*** Begin section ***
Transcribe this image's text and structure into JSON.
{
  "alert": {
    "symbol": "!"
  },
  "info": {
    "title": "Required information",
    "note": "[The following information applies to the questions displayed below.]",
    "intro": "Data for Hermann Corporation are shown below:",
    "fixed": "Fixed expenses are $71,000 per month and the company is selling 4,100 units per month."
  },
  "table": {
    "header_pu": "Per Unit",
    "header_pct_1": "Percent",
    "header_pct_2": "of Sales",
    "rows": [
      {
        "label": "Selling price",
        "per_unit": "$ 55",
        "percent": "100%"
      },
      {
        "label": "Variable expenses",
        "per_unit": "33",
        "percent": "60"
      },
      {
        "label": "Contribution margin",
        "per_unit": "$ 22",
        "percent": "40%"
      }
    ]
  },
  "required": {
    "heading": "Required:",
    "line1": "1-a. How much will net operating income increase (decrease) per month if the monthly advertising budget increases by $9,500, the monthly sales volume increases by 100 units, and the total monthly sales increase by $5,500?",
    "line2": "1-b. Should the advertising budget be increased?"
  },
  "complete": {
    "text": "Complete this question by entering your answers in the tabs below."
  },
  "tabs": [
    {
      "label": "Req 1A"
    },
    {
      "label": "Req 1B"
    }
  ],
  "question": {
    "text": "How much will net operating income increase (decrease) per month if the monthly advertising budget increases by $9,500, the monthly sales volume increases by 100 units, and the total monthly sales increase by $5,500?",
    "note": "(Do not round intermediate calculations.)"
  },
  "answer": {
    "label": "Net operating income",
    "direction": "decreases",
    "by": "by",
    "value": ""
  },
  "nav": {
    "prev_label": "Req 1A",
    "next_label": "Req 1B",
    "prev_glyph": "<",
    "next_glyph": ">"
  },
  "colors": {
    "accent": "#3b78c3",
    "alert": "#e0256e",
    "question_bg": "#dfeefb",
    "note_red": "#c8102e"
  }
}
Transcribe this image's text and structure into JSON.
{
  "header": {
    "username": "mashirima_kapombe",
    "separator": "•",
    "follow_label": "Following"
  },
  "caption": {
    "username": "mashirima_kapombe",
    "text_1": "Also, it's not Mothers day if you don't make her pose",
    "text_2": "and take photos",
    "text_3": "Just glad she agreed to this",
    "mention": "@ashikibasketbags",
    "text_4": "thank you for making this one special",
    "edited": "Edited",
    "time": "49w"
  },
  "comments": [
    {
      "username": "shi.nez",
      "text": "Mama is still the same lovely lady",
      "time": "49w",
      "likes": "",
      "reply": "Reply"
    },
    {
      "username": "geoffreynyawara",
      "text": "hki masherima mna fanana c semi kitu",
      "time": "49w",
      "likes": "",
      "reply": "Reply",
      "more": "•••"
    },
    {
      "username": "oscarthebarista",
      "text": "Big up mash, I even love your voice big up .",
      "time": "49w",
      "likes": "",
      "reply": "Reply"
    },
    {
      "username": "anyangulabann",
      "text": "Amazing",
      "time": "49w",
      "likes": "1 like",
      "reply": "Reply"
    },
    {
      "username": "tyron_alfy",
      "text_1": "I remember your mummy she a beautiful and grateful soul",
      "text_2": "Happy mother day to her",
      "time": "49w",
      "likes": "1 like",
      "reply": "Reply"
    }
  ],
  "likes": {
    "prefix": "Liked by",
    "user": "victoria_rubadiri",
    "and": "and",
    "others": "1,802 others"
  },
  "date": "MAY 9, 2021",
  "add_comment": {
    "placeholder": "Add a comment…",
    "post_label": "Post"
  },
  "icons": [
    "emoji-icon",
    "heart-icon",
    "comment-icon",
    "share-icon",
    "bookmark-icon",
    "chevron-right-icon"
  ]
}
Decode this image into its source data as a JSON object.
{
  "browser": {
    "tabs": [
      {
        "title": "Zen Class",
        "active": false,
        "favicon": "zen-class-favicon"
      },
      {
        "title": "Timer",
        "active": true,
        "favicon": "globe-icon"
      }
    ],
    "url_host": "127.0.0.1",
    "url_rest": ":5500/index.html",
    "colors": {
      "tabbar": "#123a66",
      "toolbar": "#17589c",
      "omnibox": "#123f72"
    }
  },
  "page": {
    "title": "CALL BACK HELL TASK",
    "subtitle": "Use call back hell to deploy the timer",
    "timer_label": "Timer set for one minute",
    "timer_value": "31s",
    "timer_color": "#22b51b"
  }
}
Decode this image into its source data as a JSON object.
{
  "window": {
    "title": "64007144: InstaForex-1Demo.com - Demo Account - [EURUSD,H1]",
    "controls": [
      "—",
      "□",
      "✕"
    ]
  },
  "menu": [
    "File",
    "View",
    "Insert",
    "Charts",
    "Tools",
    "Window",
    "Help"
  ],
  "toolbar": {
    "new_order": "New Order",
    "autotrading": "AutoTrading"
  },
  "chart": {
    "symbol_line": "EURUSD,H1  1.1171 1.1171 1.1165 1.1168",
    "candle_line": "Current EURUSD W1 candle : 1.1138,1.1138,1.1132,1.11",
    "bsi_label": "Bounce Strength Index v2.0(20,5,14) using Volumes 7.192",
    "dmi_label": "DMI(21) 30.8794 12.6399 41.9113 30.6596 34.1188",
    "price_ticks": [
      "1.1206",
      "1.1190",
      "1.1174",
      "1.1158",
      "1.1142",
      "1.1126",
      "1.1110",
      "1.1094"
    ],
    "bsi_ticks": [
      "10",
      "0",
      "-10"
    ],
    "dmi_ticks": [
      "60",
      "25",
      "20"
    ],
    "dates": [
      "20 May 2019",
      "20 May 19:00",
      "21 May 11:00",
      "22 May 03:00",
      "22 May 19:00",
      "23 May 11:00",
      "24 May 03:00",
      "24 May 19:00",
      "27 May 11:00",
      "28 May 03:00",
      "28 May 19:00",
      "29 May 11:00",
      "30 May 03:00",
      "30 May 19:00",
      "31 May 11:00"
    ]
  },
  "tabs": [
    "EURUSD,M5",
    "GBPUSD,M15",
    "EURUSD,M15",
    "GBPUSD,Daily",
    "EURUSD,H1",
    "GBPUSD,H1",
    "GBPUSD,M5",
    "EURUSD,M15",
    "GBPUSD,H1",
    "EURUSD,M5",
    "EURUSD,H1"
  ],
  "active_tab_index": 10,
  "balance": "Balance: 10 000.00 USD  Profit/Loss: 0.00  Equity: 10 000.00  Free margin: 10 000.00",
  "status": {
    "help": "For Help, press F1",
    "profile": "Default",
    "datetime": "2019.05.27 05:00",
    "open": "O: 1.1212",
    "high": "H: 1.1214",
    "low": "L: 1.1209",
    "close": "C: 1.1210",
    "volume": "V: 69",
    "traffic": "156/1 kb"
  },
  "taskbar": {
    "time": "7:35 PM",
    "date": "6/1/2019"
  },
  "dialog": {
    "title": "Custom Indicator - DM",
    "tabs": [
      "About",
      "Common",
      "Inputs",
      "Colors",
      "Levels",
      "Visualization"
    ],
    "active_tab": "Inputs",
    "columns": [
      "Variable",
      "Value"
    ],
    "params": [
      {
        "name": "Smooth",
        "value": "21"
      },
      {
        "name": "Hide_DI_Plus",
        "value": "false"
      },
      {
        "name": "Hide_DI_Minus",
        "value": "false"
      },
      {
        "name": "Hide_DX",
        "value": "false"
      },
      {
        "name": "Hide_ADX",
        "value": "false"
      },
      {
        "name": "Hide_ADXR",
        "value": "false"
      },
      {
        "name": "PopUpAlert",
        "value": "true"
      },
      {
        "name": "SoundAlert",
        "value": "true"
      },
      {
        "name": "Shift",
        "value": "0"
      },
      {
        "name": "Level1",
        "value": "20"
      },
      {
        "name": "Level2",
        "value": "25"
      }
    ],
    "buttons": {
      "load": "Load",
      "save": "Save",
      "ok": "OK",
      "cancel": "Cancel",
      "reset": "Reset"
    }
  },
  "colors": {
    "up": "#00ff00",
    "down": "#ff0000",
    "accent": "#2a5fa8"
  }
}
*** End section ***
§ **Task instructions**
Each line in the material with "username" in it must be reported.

§ **Solution**
    "username": "mashirima_kapombe",
    "username": "mashirima_kapombe",
      "username": "shi.nez",
      "username": "geoffreynyawara",
      "username": "oscarthebarista",
      "username": "anyangulabann",
      "username": "tyron_alfy",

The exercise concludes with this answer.